§ SUPPLIED INFORMATION:
• • • • •

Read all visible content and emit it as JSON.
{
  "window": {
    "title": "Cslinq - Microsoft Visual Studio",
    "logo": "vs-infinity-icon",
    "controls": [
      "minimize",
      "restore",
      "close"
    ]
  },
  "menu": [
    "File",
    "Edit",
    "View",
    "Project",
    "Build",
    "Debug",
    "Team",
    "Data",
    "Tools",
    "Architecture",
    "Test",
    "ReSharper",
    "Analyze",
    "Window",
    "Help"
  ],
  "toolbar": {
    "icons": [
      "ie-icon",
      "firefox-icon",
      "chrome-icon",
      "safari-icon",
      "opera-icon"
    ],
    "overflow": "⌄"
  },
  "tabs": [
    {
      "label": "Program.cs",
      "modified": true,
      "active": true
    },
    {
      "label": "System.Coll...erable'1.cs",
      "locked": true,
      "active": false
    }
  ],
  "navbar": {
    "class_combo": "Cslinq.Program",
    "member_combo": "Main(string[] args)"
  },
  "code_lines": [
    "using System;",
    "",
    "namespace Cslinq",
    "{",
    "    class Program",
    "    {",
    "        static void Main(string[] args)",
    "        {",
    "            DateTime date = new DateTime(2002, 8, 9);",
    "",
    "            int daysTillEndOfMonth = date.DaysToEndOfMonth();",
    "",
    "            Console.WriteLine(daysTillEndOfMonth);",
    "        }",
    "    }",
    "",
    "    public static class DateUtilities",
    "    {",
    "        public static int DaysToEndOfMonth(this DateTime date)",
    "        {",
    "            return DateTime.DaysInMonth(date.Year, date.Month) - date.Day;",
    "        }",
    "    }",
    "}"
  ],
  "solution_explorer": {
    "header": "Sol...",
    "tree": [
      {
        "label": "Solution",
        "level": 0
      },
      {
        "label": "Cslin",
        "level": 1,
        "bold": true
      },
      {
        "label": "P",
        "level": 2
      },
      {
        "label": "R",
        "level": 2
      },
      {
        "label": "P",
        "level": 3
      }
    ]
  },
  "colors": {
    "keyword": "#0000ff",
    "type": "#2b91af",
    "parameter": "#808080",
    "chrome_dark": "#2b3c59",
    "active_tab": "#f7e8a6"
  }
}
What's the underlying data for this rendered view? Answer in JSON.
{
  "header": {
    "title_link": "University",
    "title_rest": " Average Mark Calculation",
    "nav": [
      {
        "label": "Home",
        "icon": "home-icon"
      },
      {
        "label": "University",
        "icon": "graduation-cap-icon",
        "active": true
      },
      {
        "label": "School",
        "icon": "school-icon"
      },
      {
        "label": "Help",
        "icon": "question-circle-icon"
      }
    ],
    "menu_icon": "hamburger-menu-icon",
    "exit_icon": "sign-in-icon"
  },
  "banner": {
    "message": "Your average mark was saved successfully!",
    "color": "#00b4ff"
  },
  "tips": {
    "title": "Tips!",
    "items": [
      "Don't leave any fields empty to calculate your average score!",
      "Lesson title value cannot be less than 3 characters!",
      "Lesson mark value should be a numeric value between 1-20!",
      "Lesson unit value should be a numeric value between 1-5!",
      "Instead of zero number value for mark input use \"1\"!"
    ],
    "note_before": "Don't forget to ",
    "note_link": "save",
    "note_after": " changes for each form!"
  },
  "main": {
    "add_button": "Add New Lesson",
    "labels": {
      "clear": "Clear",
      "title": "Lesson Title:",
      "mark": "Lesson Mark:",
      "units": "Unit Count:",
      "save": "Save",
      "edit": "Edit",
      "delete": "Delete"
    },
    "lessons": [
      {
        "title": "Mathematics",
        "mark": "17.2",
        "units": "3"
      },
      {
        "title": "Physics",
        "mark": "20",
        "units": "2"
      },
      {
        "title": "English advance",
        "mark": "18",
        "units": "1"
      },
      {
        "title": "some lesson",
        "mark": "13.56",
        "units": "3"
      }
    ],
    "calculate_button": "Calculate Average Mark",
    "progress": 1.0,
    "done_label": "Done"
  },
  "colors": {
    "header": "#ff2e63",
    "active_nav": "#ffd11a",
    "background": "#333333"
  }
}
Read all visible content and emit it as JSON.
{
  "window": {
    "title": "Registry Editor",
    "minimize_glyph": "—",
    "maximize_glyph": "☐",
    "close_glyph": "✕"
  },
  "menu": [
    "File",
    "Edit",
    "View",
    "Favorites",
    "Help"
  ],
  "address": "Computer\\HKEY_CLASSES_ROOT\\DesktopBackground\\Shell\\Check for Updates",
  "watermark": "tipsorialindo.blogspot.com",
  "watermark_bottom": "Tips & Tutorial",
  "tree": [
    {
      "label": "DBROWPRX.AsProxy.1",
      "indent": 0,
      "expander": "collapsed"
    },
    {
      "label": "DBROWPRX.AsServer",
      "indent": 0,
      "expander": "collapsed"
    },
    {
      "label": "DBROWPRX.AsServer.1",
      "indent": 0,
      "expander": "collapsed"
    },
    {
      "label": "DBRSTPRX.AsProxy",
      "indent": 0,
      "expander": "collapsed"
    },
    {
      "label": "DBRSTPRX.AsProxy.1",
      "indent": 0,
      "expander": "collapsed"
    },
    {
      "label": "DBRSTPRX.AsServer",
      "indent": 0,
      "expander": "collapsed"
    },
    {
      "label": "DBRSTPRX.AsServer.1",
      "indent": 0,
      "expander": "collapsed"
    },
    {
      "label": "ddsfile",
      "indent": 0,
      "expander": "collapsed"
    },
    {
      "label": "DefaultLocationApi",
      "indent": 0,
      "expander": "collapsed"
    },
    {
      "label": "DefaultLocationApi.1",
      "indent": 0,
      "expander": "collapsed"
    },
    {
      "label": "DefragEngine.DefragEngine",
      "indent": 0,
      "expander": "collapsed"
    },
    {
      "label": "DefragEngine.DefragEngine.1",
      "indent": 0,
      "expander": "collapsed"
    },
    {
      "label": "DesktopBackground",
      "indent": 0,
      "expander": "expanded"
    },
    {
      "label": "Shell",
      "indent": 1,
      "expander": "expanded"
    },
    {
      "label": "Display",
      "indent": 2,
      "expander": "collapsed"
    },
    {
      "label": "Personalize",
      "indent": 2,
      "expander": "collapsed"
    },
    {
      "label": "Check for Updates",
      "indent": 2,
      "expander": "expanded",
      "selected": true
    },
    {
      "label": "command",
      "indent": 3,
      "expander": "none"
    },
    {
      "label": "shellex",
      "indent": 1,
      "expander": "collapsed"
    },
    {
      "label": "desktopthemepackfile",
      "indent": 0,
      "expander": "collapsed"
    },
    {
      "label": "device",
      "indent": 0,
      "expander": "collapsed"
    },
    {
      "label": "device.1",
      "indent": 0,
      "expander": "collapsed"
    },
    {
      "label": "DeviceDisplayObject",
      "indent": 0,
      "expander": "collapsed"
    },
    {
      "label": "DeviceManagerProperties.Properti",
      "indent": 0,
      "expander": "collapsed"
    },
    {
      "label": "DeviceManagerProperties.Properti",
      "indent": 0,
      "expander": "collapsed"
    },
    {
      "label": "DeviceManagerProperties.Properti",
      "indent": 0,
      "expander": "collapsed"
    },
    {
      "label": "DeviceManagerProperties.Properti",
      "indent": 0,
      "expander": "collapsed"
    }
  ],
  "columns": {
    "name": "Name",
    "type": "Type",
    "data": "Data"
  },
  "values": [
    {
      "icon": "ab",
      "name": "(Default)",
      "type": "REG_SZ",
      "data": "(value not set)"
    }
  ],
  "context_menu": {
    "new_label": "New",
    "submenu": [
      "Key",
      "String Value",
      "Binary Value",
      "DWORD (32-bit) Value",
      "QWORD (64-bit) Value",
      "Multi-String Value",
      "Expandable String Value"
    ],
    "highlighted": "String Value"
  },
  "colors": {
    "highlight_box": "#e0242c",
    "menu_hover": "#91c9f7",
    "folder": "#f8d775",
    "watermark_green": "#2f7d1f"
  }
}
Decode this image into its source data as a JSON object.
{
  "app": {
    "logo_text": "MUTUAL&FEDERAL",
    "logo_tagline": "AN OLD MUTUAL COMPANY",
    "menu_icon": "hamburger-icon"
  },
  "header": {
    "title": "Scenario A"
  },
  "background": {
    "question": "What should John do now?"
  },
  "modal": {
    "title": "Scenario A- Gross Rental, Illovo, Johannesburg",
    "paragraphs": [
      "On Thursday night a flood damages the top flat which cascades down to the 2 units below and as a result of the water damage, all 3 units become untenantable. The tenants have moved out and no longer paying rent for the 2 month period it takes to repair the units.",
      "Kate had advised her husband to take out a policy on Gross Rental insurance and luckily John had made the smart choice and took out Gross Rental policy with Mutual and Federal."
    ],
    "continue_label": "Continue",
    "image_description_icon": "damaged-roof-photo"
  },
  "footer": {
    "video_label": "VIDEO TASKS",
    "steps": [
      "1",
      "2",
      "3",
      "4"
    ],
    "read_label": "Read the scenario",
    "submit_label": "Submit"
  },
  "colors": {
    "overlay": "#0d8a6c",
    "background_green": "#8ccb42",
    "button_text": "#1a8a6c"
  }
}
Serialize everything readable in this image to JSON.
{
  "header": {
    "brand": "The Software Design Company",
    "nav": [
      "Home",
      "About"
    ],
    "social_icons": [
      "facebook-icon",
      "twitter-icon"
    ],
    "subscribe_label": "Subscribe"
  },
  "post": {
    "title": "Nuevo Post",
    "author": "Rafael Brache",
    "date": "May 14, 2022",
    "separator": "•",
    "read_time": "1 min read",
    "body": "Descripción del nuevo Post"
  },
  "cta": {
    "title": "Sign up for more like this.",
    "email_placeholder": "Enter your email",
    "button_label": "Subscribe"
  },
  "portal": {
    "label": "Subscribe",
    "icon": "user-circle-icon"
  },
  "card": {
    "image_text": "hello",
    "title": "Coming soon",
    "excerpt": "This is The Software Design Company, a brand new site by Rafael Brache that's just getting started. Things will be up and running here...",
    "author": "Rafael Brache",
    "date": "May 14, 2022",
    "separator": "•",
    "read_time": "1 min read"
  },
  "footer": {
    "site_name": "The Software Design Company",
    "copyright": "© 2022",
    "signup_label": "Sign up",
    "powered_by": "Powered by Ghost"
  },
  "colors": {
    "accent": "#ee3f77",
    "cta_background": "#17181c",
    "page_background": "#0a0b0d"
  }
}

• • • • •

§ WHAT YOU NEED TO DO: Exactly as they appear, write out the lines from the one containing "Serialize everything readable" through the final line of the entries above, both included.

§ EXERCISE OUTPUT:
Serialize everything readable in this image to JSON.
{
  "header": {
    "brand": "The Software Design Company",
    "nav": [
      "Home",
      "About"
    ],
    "social_icons": [
      "facebook-icon",
      "twitter-icon"
    ],
    "subscribe_label": "Subscribe"
  },
  "post": {
    "title": "Nuevo Post",
    "author": "Rafael Brache",
    "date": "May 14, 2022",
    "separator": "•",
    "read_time": "1 min read",
    "body": "Descripción del nuevo Post"
  },
  "cta": {
    "title": "Sign up for more like this.",
    "email_placeholder": "Enter your email",
    "button_label": "Subscribe"
  },
  "portal": {
    "label": "Subscribe",
    "icon": "user-circle-icon"
  },
  "card": {
    "image_text": "hello",
    "title": "Coming soon",
    "excerpt": "This is The Software Design Company, a brand new site by Rafael Brache that's just getting started. Things will be up and running here...",
    "author": "Rafael Brache",
    "date": "May 14, 2022",
    "separator": "•",
    "read_time": "1 min read"
  },
  "footer": {
    "site_name": "The Software Design Company",
    "copyright": "© 2022",
    "signup_label": "Sign up",
    "powered_by": "Powered by Ghost"
  },
  "colors": {
    "accent": "#ee3f77",
    "cta_background": "#17181c",
    "page_background": "#0a0b0d"
  }
}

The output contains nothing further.